Uncle Cletis and his mouse

Five Card Story: The man and his mouse

a Five Card Flickr story created by Leslie’s digital history class

flickr photo by cogdogblog

flickr photo by Serenae

flickr photo by hummingcrow

flickr photo by Serenae

flickr photo by Intrepid Flame

Uncle Cletis was sitting around playing his banjo, when the Red Hot Chili Peppers and Modest Mouse showed up. They warned him of the impending alien invasion and apocalypse, so they took shelter in the tunnel. Alas, they all died anyway, there in Meteor City.

Digital Storytelling, part I (September 24)

Questions for discussion

1. According to Alexander, what are some of the key aspects of good storytelling?

2. How do digital media alter the practice of storytelling? In what ways are analog and digital storytelling the same?

3. Alexander names some venues for storytelling that most of us wouldn’t necessarily think of immediately when asked what constitutes a story—marketing campaigns and Nigerian e-mail scams, for example.  In what other contexts do you come across stories in your everyday lives?

4. How might historians use these contexts to bring history to people’s everyday lives?



1. Play Five Card Flickr two or three times.

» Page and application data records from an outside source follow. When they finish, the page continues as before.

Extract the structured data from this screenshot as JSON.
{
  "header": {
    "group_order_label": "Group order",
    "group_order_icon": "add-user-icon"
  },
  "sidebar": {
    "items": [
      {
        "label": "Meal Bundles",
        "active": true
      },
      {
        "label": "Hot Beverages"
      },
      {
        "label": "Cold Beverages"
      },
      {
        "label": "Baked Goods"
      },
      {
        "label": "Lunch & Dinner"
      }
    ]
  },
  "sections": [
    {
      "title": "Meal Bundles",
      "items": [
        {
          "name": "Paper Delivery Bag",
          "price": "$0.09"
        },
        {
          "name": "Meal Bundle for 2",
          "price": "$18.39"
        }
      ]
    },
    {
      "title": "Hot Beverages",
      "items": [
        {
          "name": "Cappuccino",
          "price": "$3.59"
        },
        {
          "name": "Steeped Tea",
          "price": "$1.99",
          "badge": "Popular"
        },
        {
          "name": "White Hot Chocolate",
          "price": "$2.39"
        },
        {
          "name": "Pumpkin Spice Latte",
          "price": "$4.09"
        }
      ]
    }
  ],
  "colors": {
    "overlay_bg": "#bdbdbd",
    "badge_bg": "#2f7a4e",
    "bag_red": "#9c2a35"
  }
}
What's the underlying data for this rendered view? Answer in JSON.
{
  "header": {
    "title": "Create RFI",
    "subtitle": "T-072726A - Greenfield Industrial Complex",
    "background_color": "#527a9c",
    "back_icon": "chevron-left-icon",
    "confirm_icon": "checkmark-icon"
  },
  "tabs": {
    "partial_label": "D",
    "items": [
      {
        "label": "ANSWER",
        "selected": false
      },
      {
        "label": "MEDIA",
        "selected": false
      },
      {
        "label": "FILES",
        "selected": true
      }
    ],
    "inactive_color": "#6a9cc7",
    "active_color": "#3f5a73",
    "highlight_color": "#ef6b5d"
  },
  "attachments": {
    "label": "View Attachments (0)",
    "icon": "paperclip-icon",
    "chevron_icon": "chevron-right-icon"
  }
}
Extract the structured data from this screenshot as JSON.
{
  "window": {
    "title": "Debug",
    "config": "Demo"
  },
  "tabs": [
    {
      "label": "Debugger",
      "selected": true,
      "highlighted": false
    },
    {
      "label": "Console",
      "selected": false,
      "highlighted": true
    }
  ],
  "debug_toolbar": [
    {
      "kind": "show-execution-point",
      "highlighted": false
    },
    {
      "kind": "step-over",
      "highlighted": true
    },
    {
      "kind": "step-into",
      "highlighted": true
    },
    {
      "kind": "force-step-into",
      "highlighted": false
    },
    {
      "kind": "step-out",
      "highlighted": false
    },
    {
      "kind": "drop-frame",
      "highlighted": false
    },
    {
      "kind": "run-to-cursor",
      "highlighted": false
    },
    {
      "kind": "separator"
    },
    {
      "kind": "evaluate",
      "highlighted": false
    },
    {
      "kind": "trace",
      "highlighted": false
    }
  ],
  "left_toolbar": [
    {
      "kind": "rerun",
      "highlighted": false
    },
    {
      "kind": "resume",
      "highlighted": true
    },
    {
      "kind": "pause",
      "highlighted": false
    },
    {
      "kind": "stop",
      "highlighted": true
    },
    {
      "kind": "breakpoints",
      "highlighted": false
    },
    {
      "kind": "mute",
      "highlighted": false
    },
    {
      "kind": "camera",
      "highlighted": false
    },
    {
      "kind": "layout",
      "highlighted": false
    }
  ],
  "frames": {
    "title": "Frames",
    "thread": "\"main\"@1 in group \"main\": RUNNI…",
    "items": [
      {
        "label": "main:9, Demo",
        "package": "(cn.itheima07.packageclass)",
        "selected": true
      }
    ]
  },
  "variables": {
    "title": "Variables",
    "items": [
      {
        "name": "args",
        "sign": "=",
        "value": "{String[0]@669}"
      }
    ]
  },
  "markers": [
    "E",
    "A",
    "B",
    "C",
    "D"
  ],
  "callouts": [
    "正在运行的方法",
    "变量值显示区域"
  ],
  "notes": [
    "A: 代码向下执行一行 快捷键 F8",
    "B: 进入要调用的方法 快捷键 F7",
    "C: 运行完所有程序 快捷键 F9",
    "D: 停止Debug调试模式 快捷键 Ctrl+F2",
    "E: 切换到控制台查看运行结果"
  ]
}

2. Explore Alan Levine’s 50+ Ways to Tell a Story, and consider which media or platform might be the best way to expand upon one of the stories you created in Five Card Flickr.  Which of these platforms might work especially well for historians looking to engage the public, and why?